Copy each line below exactly.

> EXTRACTED MATERIAL:
═══
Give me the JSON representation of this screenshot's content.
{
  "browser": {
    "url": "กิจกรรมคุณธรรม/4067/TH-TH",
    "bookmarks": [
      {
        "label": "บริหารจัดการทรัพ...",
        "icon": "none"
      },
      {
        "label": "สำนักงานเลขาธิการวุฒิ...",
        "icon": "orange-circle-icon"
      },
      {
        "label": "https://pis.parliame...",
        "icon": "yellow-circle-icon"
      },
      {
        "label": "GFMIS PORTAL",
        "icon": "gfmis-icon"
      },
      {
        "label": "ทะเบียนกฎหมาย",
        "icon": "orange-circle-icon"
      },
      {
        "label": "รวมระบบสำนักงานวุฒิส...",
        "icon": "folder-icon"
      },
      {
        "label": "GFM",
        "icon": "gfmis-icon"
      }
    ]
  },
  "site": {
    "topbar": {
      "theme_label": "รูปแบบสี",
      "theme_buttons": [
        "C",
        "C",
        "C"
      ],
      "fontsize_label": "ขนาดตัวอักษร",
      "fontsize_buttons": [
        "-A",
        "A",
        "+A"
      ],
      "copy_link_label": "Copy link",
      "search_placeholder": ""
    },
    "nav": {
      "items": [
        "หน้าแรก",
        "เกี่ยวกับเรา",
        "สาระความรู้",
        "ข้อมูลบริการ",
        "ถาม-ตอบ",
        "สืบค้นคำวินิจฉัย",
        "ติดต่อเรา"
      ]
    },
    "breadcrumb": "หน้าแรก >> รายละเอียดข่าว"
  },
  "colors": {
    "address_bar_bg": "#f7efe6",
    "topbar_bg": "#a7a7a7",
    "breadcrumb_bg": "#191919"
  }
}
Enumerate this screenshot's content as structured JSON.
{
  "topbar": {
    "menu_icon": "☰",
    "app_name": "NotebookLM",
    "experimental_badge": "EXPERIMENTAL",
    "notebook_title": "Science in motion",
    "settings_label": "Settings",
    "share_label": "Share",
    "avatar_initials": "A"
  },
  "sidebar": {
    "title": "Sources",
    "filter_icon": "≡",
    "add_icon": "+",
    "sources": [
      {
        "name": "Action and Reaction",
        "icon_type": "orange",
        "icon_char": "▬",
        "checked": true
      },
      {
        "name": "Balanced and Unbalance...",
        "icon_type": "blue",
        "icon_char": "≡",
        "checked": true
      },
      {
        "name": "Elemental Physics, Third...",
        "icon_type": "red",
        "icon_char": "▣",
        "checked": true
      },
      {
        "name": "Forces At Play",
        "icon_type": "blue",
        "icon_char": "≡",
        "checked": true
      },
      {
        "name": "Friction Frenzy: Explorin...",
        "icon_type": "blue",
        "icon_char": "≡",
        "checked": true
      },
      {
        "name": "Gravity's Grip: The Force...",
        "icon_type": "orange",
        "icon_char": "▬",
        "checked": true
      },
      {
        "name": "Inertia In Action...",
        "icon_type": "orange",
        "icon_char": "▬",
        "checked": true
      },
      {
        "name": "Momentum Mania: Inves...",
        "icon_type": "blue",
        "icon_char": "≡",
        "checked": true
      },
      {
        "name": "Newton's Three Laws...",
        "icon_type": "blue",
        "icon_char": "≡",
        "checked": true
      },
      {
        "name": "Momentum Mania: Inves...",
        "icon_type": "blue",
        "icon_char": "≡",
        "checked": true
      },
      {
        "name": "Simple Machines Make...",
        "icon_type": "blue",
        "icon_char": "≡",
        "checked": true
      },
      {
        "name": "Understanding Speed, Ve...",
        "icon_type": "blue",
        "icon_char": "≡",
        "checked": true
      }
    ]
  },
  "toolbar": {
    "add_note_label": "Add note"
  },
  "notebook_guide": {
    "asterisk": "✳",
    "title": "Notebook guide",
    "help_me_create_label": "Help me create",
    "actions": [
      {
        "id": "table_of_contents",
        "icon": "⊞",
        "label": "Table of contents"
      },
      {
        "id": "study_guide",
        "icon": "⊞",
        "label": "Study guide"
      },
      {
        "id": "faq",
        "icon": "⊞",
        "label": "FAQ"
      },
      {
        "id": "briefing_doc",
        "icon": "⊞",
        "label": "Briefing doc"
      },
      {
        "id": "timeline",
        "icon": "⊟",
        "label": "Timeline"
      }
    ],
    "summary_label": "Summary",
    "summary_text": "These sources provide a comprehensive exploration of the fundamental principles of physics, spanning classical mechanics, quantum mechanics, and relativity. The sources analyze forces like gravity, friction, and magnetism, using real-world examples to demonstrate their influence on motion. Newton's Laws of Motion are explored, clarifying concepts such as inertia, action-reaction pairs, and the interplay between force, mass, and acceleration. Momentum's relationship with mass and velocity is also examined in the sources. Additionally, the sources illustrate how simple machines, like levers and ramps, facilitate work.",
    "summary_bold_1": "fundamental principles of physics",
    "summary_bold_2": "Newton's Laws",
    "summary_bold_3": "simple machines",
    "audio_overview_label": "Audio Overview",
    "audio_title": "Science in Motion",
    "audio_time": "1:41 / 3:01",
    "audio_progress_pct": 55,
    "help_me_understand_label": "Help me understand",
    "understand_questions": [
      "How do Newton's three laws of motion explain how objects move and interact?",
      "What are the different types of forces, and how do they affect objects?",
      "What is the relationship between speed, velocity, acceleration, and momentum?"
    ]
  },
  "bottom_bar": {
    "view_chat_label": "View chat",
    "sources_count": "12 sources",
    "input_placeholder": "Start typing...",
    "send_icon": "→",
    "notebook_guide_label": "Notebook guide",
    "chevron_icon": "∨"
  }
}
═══
> SOLUTION TO THIS PROBLEM:
Give me the JSON representation of this screenshot's content.
{
  "browser": {
    "url": "กิจกรรมคุณธรรม/4067/TH-TH",
    "bookmarks": [
      {
        "label": "บริหารจัดการทรัพ...",
        "icon": "none"
      },
      {
        "label": "สำนักงานเลขาธิการวุฒิ...",
        "icon": "orange-circle-icon"
      },
      {
        "label": "https://pis.parliame...",
        "icon": "yellow-circle-icon"
      },
      {
        "label": "GFMIS PORTAL",
        "icon": "gfmis-icon"
      },
      {
        "label": "ทะเบียนกฎหมาย",
        "icon": "orange-circle-icon"
      },
      {
        "label": "รวมระบบสำนักงานวุฒิส...",
        "icon": "folder-icon"
      },
      {
        "label": "GFM",
        "icon": "gfmis-icon"
      }
    ]
  },
  "site": {
    "topbar": {
      "theme_label": "รูปแบบสี",
      "theme_buttons": [
        "C",
        "C",
        "C"
      ],
      "fontsize_label": "ขนาดตัวอักษร",
      "fontsize_buttons": [
        "-A",
        "A",
        "+A"
      ],
      "copy_link_label": "Copy link",
      "search_placeholder": ""
    },
    "nav": {
      "items": [
        "หน้าแรก",
        "เกี่ยวกับเรา",
        "สาระความรู้",
        "ข้อมูลบริการ",
        "ถาม-ตอบ",
        "สืบค้นคำวินิจฉัย",
        "ติดต่อเรา"
      ]
    },
    "breadcrumb": "หน้าแรก >> รายละเอียดข่าว"
  },
  "colors": {
    "address_bar_bg": "#f7efe6",
    "topbar_bg": "#a7a7a7",
    "breadcrumb_bg": "#191919"
  }
}
Enumerate this screenshot's content as structured JSON.
{
  "topbar": {
    "menu_icon": "☰",
    "app_name": "NotebookLM",
    "experimental_badge": "EXPERIMENTAL",
    "notebook_title": "Science in motion",
    "settings_label": "Settings",
    "share_label": "Share",
    "avatar_initials": "A"
  },
  "sidebar": {
    "title": "Sources",
    "filter_icon": "≡",
    "add_icon": "+",
    "sources": [
      {
        "name": "Action and Reaction",
        "icon_type": "orange",
        "icon_char": "▬",
        "checked": true
      },
      {
        "name": "Balanced and Unbalance...",
        "icon_type": "blue",
        "icon_char": "≡",
        "checked": true
      },
      {
        "name": "Elemental Physics, Third...",
        "icon_type": "red",
        "icon_char": "▣",
        "checked": true
      },
      {
        "name": "Forces At Play",
        "icon_type": "blue",
        "icon_char": "≡",
        "checked": true
      },
      {
        "name": "Friction Frenzy: Explorin...",
        "icon_type": "blue",
        "icon_char": "≡",
        "checked": true
      },
      {
        "name": "Gravity's Grip: The Force...",
        "icon_type": "orange",
        "icon_char": "▬",
        "checked": true
      },
      {
        "name": "Inertia In Action...",
        "icon_type": "orange",
        "icon_char": "▬",
        "checked": true
      },
      {
        "name": "Momentum Mania: Inves...",
        "icon_type": "blue",
        "icon_char": "≡",
        "checked": true
      },
      {
        "name": "Newton's Three Laws...",
        "icon_type": "blue",
        "icon_char": "≡",
        "checked": true
      },
      {
        "name": "Momentum Mania: Inves...",
        "icon_type": "blue",
        "icon_char": "≡",
        "checked": true
      },
      {
        "name": "Simple Machines Make...",
        "icon_type": "blue",
        "icon_char": "≡",
        "checked": true
      },
      {
        "name": "Understanding Speed, Ve...",
        "icon_type": "blue",
        "icon_char": "≡",
        "checked": true
      }
    ]
  },
  "toolbar": {
    "add_note_label": "Add note"
  },
  "notebook_guide": {
    "asterisk": "✳",
    "title": "Notebook guide",
    "help_me_create_label": "Help me create",
    "actions": [
      {
        "id": "table_of_contents",
        "icon": "⊞",
        "label": "Table of contents"
      },
      {
        "id": "study_guide",
        "icon": "⊞",
        "label": "Study guide"
      },
      {
        "id": "faq",
        "icon": "⊞",
        "label": "FAQ"
      },
      {
        "id": "briefing_doc",
        "icon": "⊞",
        "label": "Briefing doc"
      },
      {
        "id": "timeline",
        "icon": "⊟",
        "label": "Timeline"
      }
    ],
    "summary_label": "Summary",
    "summary_text": "These sources provide a comprehensive exploration of the fundamental principles of physics, spanning classical mechanics, quantum mechanics, and relativity. The sources analyze forces like gravity, friction, and magnetism, using real-world examples to demonstrate their influence on motion. Newton's Laws of Motion are explored, clarifying concepts such as inertia, action-reaction pairs, and the interplay between force, mass, and acceleration. Momentum's relationship with mass and velocity is also examined in the sources. Additionally, the sources illustrate how simple machines, like levers and ramps, facilitate work.",
    "summary_bold_1": "fundamental principles of physics",
    "summary_bold_2": "Newton's Laws",
    "summary_bold_3": "simple machines",
    "audio_overview_label": "Audio Overview",
    "audio_title": "Science in Motion",
    "audio_time": "1:41 / 3:01",
    "audio_progress_pct": 55,
    "help_me_understand_label": "Help me understand",
    "understand_questions": [
      "How do Newton's three laws of motion explain how objects move and interact?",
      "What are the different types of forces, and how do they affect objects?",
      "What is the relationship between speed, velocity, acceleration, and momentum?"
    ]
  },
  "bottom_bar": {
    "view_chat_label": "View chat",
    "sources_count": "12 sources",
    "input_placeholder": "Start typing...",
    "send_icon": "→",
    "notebook_guide_label": "Notebook guide",
    "chevron_icon": "∨"
  }
}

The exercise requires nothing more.